So a camera crew from NHK TV, Japan, was in town this week while making a film about Admiral Isoroku Yamamoto, mastermind of the December 7, 1941 attack on Pearl Harbor. Why Newport? Because Yamamoto visited the Naval War College a time or two during the interwar years, when he traveled the United States and took measure of American society. He had history hereabouts.
A mentor of mine likes to joke about the admiral’s travels in New England. The setup: after hanging out in places like Harvard Square, Yamamoto concluded Americans were soft and irresolute, and wouldn’t fight if punched in the mouth. The punchline: wouldn’t you conclude Americans are soft after hanging out at Harvard Square?
(For you non-Bostonians out there, there was never such a wretched hive of scum and villainy as the Kremlin on the Charles. The Naval Diplomat returns as often as possible!!)
Anyway. Admiral Yamamoto’s verdict was far from unreasonable even though it ended up being wrong (as he foresaw it might be.) He famously cautioned top military leaders that the Imperial Japanese Navy could run wild for six months, maybe a year, after striking the U.S. Pacific Fleet. Taking away the battlewagons that constituted the mainstay of U.S. naval strategy would grant Japan a breathing space to consolidate its hold on the Western Pacific and China seas. After that all bets were off. A grim fate awaited Japan if Americans resolved to fight to the finish. Their nation’s advantages in natural resources and industry — the sinews of great power — would let them build up nearly insurmountable strength over time.

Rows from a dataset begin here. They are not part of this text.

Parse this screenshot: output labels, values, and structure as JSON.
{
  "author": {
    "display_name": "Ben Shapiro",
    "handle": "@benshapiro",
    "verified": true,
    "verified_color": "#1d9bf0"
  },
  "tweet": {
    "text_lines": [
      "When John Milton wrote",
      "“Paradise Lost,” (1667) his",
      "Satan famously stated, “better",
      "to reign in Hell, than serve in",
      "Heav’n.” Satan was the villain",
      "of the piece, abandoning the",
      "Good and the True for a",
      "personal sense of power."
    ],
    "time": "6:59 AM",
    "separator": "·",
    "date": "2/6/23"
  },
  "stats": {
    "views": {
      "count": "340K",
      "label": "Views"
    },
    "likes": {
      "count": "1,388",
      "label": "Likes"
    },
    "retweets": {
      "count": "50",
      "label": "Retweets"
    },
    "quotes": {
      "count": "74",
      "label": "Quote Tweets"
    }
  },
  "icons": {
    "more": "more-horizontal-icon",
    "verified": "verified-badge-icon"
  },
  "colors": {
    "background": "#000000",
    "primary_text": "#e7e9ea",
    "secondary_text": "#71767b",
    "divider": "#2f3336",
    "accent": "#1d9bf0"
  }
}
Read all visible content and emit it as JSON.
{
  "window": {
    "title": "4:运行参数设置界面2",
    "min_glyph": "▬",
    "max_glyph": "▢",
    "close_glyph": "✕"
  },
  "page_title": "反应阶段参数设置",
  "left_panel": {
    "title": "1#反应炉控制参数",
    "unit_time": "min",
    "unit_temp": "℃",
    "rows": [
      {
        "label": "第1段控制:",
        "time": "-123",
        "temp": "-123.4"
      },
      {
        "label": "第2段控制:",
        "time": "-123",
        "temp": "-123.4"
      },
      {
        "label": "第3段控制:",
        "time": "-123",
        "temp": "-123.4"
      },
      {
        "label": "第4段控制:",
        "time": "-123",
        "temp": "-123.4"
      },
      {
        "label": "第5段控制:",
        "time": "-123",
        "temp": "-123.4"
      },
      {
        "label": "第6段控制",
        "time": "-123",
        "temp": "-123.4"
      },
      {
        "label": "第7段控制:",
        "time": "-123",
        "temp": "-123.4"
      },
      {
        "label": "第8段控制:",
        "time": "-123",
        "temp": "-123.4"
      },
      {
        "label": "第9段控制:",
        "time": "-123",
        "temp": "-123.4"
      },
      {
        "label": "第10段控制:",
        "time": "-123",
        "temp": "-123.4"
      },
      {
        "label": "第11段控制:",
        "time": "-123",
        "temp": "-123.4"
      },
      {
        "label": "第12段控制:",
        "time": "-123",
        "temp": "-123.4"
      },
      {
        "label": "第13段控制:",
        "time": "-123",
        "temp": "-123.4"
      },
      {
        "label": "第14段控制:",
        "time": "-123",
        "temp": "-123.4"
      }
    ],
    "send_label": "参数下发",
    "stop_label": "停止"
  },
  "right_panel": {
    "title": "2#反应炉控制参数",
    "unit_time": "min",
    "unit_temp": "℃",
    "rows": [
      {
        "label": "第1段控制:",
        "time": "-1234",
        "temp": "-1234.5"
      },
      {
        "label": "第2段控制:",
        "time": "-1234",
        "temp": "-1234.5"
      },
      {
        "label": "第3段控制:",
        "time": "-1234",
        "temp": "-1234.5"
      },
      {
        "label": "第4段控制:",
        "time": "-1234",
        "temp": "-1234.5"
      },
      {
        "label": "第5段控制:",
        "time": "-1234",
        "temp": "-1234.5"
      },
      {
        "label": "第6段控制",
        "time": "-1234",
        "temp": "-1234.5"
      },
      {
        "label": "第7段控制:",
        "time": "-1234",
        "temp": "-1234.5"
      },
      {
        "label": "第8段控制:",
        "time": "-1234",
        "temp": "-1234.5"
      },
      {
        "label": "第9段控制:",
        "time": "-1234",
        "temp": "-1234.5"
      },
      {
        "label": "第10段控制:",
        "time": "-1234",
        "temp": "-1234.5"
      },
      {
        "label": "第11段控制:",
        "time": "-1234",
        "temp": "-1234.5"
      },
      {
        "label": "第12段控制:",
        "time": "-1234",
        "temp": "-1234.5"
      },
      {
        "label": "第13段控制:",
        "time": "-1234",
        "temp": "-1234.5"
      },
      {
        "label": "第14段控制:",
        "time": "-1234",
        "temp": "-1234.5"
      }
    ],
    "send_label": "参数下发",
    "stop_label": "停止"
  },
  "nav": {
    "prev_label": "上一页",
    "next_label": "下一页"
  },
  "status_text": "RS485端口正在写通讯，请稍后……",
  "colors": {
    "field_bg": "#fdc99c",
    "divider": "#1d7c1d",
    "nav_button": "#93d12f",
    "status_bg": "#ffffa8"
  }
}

We tend to assume time sides with the weak. Insurgents and rebels are romantic figures, n’est-ce pas? Their adversaries are flabby and aimless, and deserve to be overthrown. I blame Mao and his military writings for popularizing such notions. World War II was one case when protracted war favored the stronger combatant. The United States merely needed time and political determination to tap its latent martial strength. It needed to finish building the two-ocean navy whose keels were laid starting in 1940. In essence a new, improved, far bigger U.S. Navy arrived in the Pacific starting in 1943. Yamamoto’s estimate of Japan’s prospects, then, proved prophetic. Indeed, the tide of war started turning at Coral Sea, Midway, and Guadalcanal in 1942-1943, about a year in.
That’s not a bad reminder of the need to size up prospective opponents accurately, appraising not just their latent and actual power but their willingness to spend that power lavishly in wartime. Sun Tzu’s maxim — know your enemy, know yourself — remains timeless. Candor about oneself and the adversary is a must.
The NHK folks were also interested in the interplay of Yamamoto’s strategy with Admiral Chester Nimitz’s. The two strategies were reciprocals in the early going, weren’t they? Think about it in boxing terms. Japan was on the strategic defensive vis-á-vis the United States throughout the war, but Yamamoto prevailed on IJN leaders to throw a preemptive tactical punch before the bell rang to start the bout. With any luck — from Tokyo’s standpoint — that sucker punch would take the fight out of the brawnier pugilist. America, on the other hand, was on the strategic offensive throughout the war but had little recourse other than to wage an active defense into 1942. Nimitz danced around, and jabbed with submarine warfare and carrier raids into the South Pacific, until enough assets arrived to let him seize the tactical offensive.
Country singer Kenny Rogers’s Gambler knew when to hold ’em, knew when to fold ’em, knew when to walk away, and knew when to run. Kenny might have been writing about Chester Nimitz in 1941-1942. Having the humility to play defense when you need to is a powerful thing. So is having the foresight to know when the time has come to transition to the offensive.
The interviewer closed with a question from downtown: do you like Admiral Yamamoto? Like him? Huh. Admiration for an enemy is one thing, affection another. I’ll probably have to enter witness protection after saying this, to protect me from my vengeful old grandmas (both wives of World War II sailors; you shoulda seen the looks on their faces when I rolled up in a Honda in college). But the answer is … yes! I do like him. Yamamoto served a bad cause, obviously, but he did so honorably and gallantly. He was a gentleman-sailor. That resonates with this son of the South, which has its own history of fighting for bad causes but whose soldiers often acquitted themselves well. Soooo … I would buy the admiral a beer were he somehow to show up in Newport again.
Now, where can I hide from Granny?